▸ **DATASET EXTRACT**:
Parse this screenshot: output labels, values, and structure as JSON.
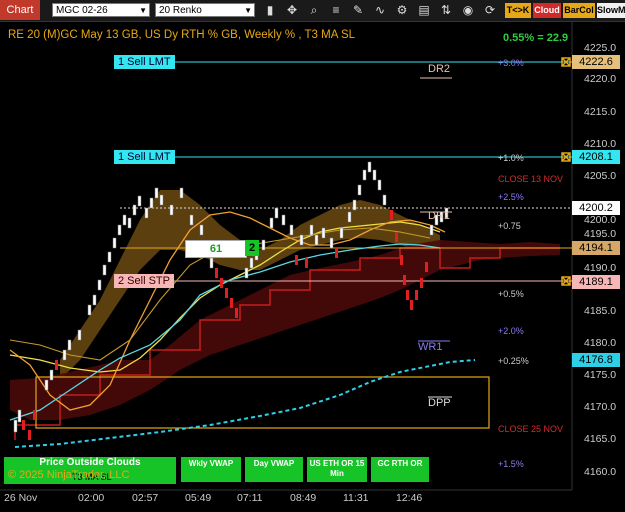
{
  "toolbar": {
    "chart_label": "Chart",
    "instrument": "MGC 02-26",
    "interval": "20 Renko",
    "btn_tk": "T<>K",
    "btn_cloud": "Cloud",
    "btn_barcol": "BarCol",
    "btn_slowm": "SlowM"
  },
  "chart_title": "RE 20  (M)GC May 13 GB, US Dy RTH % GB, Weekly % , T3 MA SL",
  "pct_readout": "0.55% = 22.9",
  "axis": {
    "y_ticks": [
      "4225.0",
      "4220.0",
      "4215.0",
      "4210.0",
      "4205.0",
      "4200.0",
      "4195.0",
      "4190.0",
      "4185.0",
      "4180.0",
      "4175.0",
      "4170.0",
      "4165.0",
      "4160.0"
    ],
    "x_ticks": [
      "26 Nov",
      "02:00",
      "02:57",
      "05:49",
      "07:11",
      "08:49",
      "11:31",
      "12:46"
    ]
  },
  "orders": {
    "sell_lmt_1": "1 Sell LMT",
    "sell_lmt_2": "1 Sell LMT",
    "sell_stp": "2 Sell STP"
  },
  "price_labels": {
    "p4222": "4222.6",
    "p4208": "4208.1",
    "p4200": "4200.2",
    "p4194": "4194.1",
    "p4189": "4189.1",
    "p4176": "4176.8"
  },
  "levels": {
    "dr2": "DR2",
    "dr1": "DR1",
    "wr1": "WR1",
    "dpp": "DPP",
    "close13": "CLOSE 13 NOV",
    "close25": "CLOSE 25 NOV",
    "plus30": "+3.0%",
    "plus10": "+1.0%",
    "plus25": "+2.5%",
    "plus075": "+0.75",
    "plus05": "+0.5%",
    "plus20": "+2.0%",
    "plus025": "+0.25%",
    "plus15": "+1.5%"
  },
  "position_box": {
    "value": "61",
    "qty": "2"
  },
  "bottom": {
    "price_outside_clouds": "Price Outside Clouds",
    "t3_ma_sl": "T3 MA SL",
    "copyright": "© 2025 NinjaTrader, LLC",
    "wkly_vwap": "Wkly VWAP",
    "day_vwap": "Day VWAP",
    "us_eth": "US ETH OR 15 Min",
    "gc_rth": "GC RTH OR"
  },
  "colors": {
    "bg": "#000000",
    "order_cyan": "#33e6f0",
    "stop_pink": "#f7b7b7",
    "gold": "#e6a817",
    "green_btn": "#17c428"
  }
}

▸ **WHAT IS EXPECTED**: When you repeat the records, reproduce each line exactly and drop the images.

▸ **RESPONSE TO THE TASK**:
Parse this screenshot: output labels, values, and structure as JSON.
{
  "toolbar": {
    "chart_label": "Chart",
    "instrument": "MGC 02-26",
    "interval": "20 Renko",
    "btn_tk": "T<>K",
    "btn_cloud": "Cloud",
    "btn_barcol": "BarCol",
    "btn_slowm": "SlowM"
  },
  "chart_title": "RE 20  (M)GC May 13 GB, US Dy RTH % GB, Weekly % , T3 MA SL",
  "pct_readout": "0.55% = 22.9",
  "axis": {
    "y_ticks": [
      "4225.0",
      "4220.0",
      "4215.0",
      "4210.0",
      "4205.0",
      "4200.0",
      "4195.0",
      "4190.0",
      "4185.0",
      "4180.0",
      "4175.0",
      "4170.0",
      "4165.0",
      "4160.0"
    ],
    "x_ticks": [
      "26 Nov",
      "02:00",
      "02:57",
      "05:49",
      "07:11",
      "08:49",
      "11:31",
      "12:46"
    ]
  },
  "orders": {
    "sell_lmt_1": "1 Sell LMT",
    "sell_lmt_2": "1 Sell LMT",
    "sell_stp": "2 Sell STP"
  },
  "price_labels": {
    "p4222": "4222.6",
    "p4208": "4208.1",
    "p4200": "4200.2",
    "p4194": "4194.1",
    "p4189": "4189.1",
    "p4176": "4176.8"
  },
  "levels": {
    "dr2": "DR2",
    "dr1": "DR1",
    "wr1": "WR1",
    "dpp": "DPP",
    "close13": "CLOSE 13 NOV",
    "close25": "CLOSE 25 NOV",
    "plus30": "+3.0%",
    "plus10": "+1.0%",
    "plus25": "+2.5%",
    "plus075": "+0.75",
    "plus05": "+0.5%",
    "plus20": "+2.0%",
    "plus025": "+0.25%",
    "plus15": "+1.5%"
  },
  "position_box": {
    "value": "61",
    "qty": "2"
  },
  "bottom": {
    "price_outside_clouds": "Price Outside Clouds",
    "t3_ma_sl": "T3 MA SL",
    "copyright": "© 2025 NinjaTrader, LLC",
    "wkly_vwap": "Wkly VWAP",
    "day_vwap": "Day VWAP",
    "us_eth": "US ETH OR 15 Min",
    "gc_rth": "GC RTH OR"
  },
  "colors": {
    "bg": "#000000",
    "order_cyan": "#33e6f0",
    "stop_pink": "#f7b7b7",
    "gold": "#e6a817",
    "green_btn": "#17c428"
  }
}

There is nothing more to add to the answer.